By Jena Ardell
By Jon Campbell
By Alan Scherstuhl
By Tessa Stuart
By Roy Edroso
By Jon Campbell
By Albert Samaha
By Zachary D. Roberts
Gaitskill explains, "He told me he didn't write for a year because of something I said, and I was horrified. I considered some of the early stuff I saw to be pretty one-dimensional, even though I thought it was the kind of one dimensionality that would definitely push people's buttons, because it had a hard emotional charge to it. I didn't see his full level of perception or sophistication in it, and that's what I told him."
Threaded through both of LeRoy's books is a hunger for family, and he says that for obvious reasons it's his weak spot. "A lot of hustlers had this thing of taking them for their money and then you leave. But I would always hear these stories about the kid who got adopted and lives in a nice house as a family, and that's always what I hoped.

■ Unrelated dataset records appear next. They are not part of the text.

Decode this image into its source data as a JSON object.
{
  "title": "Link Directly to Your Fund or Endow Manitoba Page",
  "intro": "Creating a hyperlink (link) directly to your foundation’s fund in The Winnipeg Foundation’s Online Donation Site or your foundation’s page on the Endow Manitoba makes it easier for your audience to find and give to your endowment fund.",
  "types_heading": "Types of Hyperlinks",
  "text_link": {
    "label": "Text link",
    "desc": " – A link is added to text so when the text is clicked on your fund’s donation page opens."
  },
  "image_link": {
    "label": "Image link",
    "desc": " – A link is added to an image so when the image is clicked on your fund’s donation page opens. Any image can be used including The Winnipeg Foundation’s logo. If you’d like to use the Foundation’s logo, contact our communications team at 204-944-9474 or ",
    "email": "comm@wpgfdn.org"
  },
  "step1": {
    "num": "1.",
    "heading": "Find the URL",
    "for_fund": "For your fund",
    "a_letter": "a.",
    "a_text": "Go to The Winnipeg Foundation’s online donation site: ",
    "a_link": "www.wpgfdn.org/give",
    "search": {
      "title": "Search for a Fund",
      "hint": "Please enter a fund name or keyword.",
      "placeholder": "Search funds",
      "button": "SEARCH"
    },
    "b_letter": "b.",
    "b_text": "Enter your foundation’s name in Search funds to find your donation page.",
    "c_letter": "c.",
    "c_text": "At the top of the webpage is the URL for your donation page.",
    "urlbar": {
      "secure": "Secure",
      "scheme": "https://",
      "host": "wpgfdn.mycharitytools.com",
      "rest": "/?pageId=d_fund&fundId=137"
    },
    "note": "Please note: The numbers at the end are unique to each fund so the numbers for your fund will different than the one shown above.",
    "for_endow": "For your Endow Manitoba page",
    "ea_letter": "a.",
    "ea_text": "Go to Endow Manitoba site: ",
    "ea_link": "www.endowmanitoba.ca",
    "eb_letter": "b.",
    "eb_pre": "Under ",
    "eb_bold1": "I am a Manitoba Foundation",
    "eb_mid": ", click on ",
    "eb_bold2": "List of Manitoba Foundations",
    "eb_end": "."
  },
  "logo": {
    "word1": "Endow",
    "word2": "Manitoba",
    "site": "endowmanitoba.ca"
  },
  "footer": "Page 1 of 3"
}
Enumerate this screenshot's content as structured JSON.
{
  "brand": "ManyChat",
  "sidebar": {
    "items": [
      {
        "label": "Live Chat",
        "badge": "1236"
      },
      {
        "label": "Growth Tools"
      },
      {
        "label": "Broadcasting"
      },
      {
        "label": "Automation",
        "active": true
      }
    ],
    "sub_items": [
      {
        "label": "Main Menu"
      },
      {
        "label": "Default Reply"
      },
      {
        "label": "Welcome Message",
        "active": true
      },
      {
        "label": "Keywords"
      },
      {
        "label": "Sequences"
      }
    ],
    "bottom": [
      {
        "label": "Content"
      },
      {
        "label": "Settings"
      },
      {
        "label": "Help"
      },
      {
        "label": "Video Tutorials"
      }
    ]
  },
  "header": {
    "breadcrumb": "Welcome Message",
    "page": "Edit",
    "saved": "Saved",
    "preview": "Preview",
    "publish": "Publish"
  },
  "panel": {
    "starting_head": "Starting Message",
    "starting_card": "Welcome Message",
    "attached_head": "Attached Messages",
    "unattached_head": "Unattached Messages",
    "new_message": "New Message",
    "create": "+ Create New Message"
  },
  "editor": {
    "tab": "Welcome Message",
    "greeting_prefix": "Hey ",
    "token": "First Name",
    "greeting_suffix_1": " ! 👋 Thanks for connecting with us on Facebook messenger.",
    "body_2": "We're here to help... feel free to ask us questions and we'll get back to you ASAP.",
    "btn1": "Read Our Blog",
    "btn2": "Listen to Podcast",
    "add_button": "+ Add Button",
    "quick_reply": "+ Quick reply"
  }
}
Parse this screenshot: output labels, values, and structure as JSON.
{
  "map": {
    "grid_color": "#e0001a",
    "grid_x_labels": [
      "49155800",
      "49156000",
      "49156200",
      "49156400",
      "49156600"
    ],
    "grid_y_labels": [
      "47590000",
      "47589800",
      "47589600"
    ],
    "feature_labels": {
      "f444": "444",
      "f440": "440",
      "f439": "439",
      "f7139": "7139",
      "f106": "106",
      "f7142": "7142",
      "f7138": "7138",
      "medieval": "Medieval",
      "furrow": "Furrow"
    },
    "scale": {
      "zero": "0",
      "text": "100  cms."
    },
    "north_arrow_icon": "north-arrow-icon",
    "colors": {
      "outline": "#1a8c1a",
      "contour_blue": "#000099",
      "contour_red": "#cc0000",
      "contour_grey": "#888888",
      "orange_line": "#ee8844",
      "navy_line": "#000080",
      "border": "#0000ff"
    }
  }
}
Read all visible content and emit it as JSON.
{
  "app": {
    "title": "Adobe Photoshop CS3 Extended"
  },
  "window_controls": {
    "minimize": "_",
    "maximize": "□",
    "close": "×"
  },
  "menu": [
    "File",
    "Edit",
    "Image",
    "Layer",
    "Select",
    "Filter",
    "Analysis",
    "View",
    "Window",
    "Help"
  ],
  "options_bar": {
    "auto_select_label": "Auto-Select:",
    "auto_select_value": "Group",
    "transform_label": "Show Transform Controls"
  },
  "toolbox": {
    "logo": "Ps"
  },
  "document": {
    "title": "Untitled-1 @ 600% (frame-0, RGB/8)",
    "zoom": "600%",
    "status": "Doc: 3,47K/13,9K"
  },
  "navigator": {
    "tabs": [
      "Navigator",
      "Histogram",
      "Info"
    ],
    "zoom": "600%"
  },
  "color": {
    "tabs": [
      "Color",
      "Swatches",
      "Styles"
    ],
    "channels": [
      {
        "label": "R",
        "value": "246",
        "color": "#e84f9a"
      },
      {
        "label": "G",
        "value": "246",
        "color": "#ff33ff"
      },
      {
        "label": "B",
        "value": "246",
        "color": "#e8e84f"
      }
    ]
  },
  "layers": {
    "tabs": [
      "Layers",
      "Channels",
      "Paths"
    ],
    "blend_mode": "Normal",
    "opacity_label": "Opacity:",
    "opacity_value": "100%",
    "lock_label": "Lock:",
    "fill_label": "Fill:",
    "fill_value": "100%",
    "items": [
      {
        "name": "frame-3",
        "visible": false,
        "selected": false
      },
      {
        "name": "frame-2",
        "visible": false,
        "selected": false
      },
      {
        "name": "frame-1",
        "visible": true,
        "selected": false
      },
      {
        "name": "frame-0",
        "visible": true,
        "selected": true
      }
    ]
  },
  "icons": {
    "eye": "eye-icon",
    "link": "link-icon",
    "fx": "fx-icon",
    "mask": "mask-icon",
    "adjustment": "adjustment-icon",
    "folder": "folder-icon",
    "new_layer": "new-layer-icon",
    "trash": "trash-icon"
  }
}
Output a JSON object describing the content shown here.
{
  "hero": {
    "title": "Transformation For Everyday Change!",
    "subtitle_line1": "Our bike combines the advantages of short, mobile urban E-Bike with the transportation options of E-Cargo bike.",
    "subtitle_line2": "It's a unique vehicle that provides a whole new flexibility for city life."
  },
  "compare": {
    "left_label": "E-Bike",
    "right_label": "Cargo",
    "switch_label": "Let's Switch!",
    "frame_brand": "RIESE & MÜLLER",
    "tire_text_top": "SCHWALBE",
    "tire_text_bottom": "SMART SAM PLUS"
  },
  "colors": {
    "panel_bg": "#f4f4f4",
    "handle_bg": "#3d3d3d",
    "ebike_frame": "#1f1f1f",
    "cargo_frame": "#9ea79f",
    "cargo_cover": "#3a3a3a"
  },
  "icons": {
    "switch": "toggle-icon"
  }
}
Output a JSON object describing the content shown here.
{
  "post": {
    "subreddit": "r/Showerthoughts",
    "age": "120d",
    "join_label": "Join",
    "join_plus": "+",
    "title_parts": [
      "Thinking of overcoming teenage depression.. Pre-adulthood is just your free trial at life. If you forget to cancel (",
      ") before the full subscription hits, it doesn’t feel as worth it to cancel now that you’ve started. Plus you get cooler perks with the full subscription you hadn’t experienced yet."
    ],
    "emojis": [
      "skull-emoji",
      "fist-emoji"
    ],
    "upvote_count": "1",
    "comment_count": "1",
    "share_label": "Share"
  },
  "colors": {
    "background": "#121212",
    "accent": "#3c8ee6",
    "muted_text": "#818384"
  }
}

It happened to me a few times, but I had so many emotional problems that once that stuff started leaking out, they'd throw me out." LeRoy's mentors are all older and mostly childless, and Gaitskill believes this definitely plays a role in their relationships with LeRoy. "There was a certain point, when I'd known Jeremy for about six months, I remember having an emotional reaction that baffled me. I was thinking, 'Am I falling in love with a 16-year-old?' Then I realized it was maternal feelings. I started having fantasies of marrying someone and adopting him, and I told him about a dream I had about him being abused by a terrible john. I burst in and said, 'Get your hands off!' . . . I said, 'I'm his mother' and shot the guy. That stuff lasted a few months, and then I began to deal with him as if he was my age or I was his age. It was like a game but not a hurtful game." LeRoy now has an ad hoc family of his own that includes a boyfriend and a baby and so has less need for intense emotional support, and more use for career guidance.
LeRoy's career is about to go into overdrive. He sounds like the awestruck 21-year-old he is as he lists his high-profile upcoming projects (the Sarahscript, an animated musical with people from the hit children's TV series Blue's Clues, and a screenplay for an HBO show produced by Diane Keaton) and name-drops famous people who like his work (from "Shirley Manson wrote a song about me for the new Garbage album" to "I got e-mails from Courtney Love"). He's been enjoying hanging out with Van Sant lately, and one wonders if LeRoy's focus on fiction will survive all this mass media adulation.
A hint of anxiety creeps into LeRoy's voice when he contemplates where his writing will go next. The authors he admires all write complex, layered prose, and he's afraid his work may be stuck in a groove. "How do you will growth?" he asks in a strained tone. "I write from this sick shit that's in me, stuff I'm still trying to work out." Cooper says he's impressed by LeRoy's most recent writing"His work becomes structurally more self-aware all the time"but LeRoy doesn't always feel he's in control of his gift. Of Sarah, he says, "I thought it was just going to be a short story, but this pit bull came raging out and grabbed me by the neck and wouldn't let me go till it was done." He adds later, "I'll never be able to write anything like that again, for better or worse. I wasn't writing for an audience, there was no book deal, I was just writing like a shark swims. Now I have that feeling of being looked at over my shoulder."